In the spring of 2002 the Premier Gordon Campbell and the British Columbia Liberal Party government sent out ballots to registered voters in the province.[1] The referendum proposed eight principles that voters were asked to either support or oppose:

Questions posed[edit]

1. Private property should not be expropriated for treaty settlements. (Yes/No)

2. The terms and conditions of leases and licences should be respected; fair compensation for unavoidable disruption of commercial interests should be ensured. (Yes/No)

3. Hunting, fishing and recreational opportunities on Crown land should be ensured for all British Columbians. (Yes/No)

4. Parks and protected areas should be maintained for the use and benefit of all British Columbians. (Yes/No)

5. Province-wide standards of resource management and environmental protection should continue to apply. (Yes/No)

6. Aboriginal self-government should have the characteristics of local government, with powers delegated from Canada and British Columbia. (Yes/No)

7. Treaties should include mechanisms for harmonizing land use planning between Aboriginal governments and neighbouring local governments. (Yes/No)

8. The existing tax exemptions for Aboriginal people should be phased out. (Yes/No)

Voters were also told that, for each principle, a Yes vote would compel the provincial government to adopt the principle in treaty negotiations, while a No vote would mean that the government was not bound to adopt the principle when taking part in treaty negotiations.

Outcome[edit]

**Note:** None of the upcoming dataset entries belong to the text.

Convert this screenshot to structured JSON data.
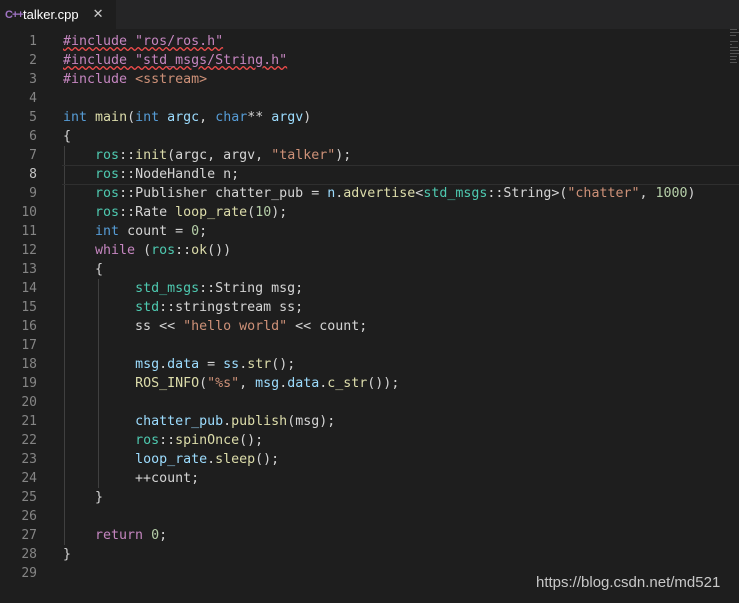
{
  "tab": {
    "icon_text": "C++",
    "filename": "talker.cpp",
    "close_glyph": "✕"
  },
  "editor": {
    "active_line": 8,
    "line_numbers": [
      "1",
      "2",
      "3",
      "4",
      "5",
      "6",
      "7",
      "8",
      "9",
      "10",
      "11",
      "12",
      "13",
      "14",
      "15",
      "16",
      "17",
      "18",
      "19",
      "20",
      "21",
      "22",
      "23",
      "24",
      "25",
      "26",
      "27",
      "28",
      "29"
    ],
    "lines": [
      [
        [
          "#include \"ros/ros.h\"",
          "ctl squig"
        ]
      ],
      [
        [
          "#include \"std_msgs/String.h\"",
          "ctl squig"
        ]
      ],
      [
        [
          "#include ",
          "ctl"
        ],
        [
          "<sstream>",
          "str"
        ]
      ],
      [],
      [
        [
          "int",
          "kw"
        ],
        [
          " "
        ],
        [
          "main",
          "fn"
        ],
        [
          "("
        ],
        [
          "int",
          "kw"
        ],
        [
          " "
        ],
        [
          "argc",
          "var"
        ],
        [
          ", "
        ],
        [
          "char",
          "kw"
        ],
        [
          "** "
        ],
        [
          "argv",
          "var"
        ],
        [
          ")"
        ]
      ],
      [
        [
          "{"
        ]
      ],
      [
        [
          "    "
        ],
        [
          "ros",
          "ns"
        ],
        [
          "::"
        ],
        [
          "init",
          "fn"
        ],
        [
          "(argc, argv, "
        ],
        [
          "\"talker\"",
          "str"
        ],
        [
          ");"
        ]
      ],
      [
        [
          "    "
        ],
        [
          "ros",
          "ns"
        ],
        [
          "::NodeHandle n;"
        ]
      ],
      [
        [
          "    "
        ],
        [
          "ros",
          "ns"
        ],
        [
          "::Publisher chatter_pub = "
        ],
        [
          "n",
          "var"
        ],
        [
          "."
        ],
        [
          "advertise",
          "fn"
        ],
        [
          "<"
        ],
        [
          "std_msgs",
          "ns"
        ],
        [
          "::String>("
        ],
        [
          "\"chatter\"",
          "str"
        ],
        [
          ", "
        ],
        [
          "1000",
          "num"
        ],
        [
          ")"
        ]
      ],
      [
        [
          "    "
        ],
        [
          "ros",
          "ns"
        ],
        [
          "::Rate "
        ],
        [
          "loop_rate",
          "fn"
        ],
        [
          "("
        ],
        [
          "10",
          "num"
        ],
        [
          ");"
        ]
      ],
      [
        [
          "    "
        ],
        [
          "int",
          "kw"
        ],
        [
          " count = "
        ],
        [
          "0",
          "num"
        ],
        [
          ";"
        ]
      ],
      [
        [
          "    "
        ],
        [
          "while",
          "ctl"
        ],
        [
          " ("
        ],
        [
          "ros",
          "ns"
        ],
        [
          "::"
        ],
        [
          "ok",
          "fn"
        ],
        [
          "())"
        ]
      ],
      [
        [
          "    {"
        ]
      ],
      [
        [
          "         "
        ],
        [
          "std_msgs",
          "ns"
        ],
        [
          "::String msg;"
        ]
      ],
      [
        [
          "         "
        ],
        [
          "std",
          "ns"
        ],
        [
          "::stringstream ss;"
        ]
      ],
      [
        [
          "         ss << "
        ],
        [
          "\"hello world\"",
          "str"
        ],
        [
          " << count;"
        ]
      ],
      [],
      [
        [
          "         "
        ],
        [
          "msg",
          "var"
        ],
        [
          "."
        ],
        [
          "data",
          "var"
        ],
        [
          " = "
        ],
        [
          "ss",
          "var"
        ],
        [
          "."
        ],
        [
          "str",
          "fn"
        ],
        [
          "();"
        ]
      ],
      [
        [
          "         "
        ],
        [
          "ROS_INFO",
          "fn"
        ],
        [
          "("
        ],
        [
          "\"%s\"",
          "str"
        ],
        [
          ", "
        ],
        [
          "msg",
          "var"
        ],
        [
          "."
        ],
        [
          "data",
          "var"
        ],
        [
          "."
        ],
        [
          "c_str",
          "fn"
        ],
        [
          "());"
        ]
      ],
      [],
      [
        [
          "         "
        ],
        [
          "chatter_pub",
          "var"
        ],
        [
          "."
        ],
        [
          "publish",
          "fn"
        ],
        [
          "(msg);"
        ]
      ],
      [
        [
          "         "
        ],
        [
          "ros",
          "ns"
        ],
        [
          "::"
        ],
        [
          "spinOnce",
          "fn"
        ],
        [
          "();"
        ]
      ],
      [
        [
          "         "
        ],
        [
          "loop_rate",
          "var"
        ],
        [
          "."
        ],
        [
          "sleep",
          "fn"
        ],
        [
          "();"
        ]
      ],
      [
        [
          "         ++count;"
        ]
      ],
      [
        [
          "    }"
        ]
      ],
      [],
      [
        [
          "    "
        ],
        [
          "return",
          "ctl"
        ],
        [
          " "
        ],
        [
          "0",
          "num"
        ],
        [
          ";"
        ]
      ],
      [
        [
          "}"
        ]
      ],
      []
    ]
  },
  "watermark": "https://blog.csdn.net/md521"
}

Critics claimed that the phrasing of the referendum ballot was flawed. For example, the first principle, being phrased in the negative, may have confused some voters about which answer meant support. The fourth was written in such a positive way that a Yes response was virtually guaranteed. The eighth may have been misleading, since the tax-exemption for Status Indians is provided by the federal Indian Act, and cannot be altered by provincial governments. The impact of the referendum on treaty negotiations was also unclear, since the government did not indicate what level of support for each principle would be enough to make it binding, or whether any of the principles might still be taken into account by the government even if they had been rejected by some or most voters.

The government called the referendum "an experiment in direct democracy," but the polling expert Angus Reid called it "one of the most amateurish, one-sided attempts to gauge the public will that I have seen in my professional career."[1] Critics called for a boycott of the referendum and First Nations groups collected as many ballots as possible so that they might be destroyed publicly. The boycott was backed by the Anglican Church, the United Church, the Presbytery of New Westminster, the Canadian Jewish Congress, the Canadian Muslim Federation, the BC Federation of Labour, the Council of Senior Citizens and the David Suzuki Foundation.

35.84% of ballots (763,480) were received by Elections BC by the deadline of May 15. Over 80 per cent of those ballots indicated agreement with all eight principles. Between 55,000 and 60,000 votes on each question were rejected.[2]

See also[edit]

References[edit]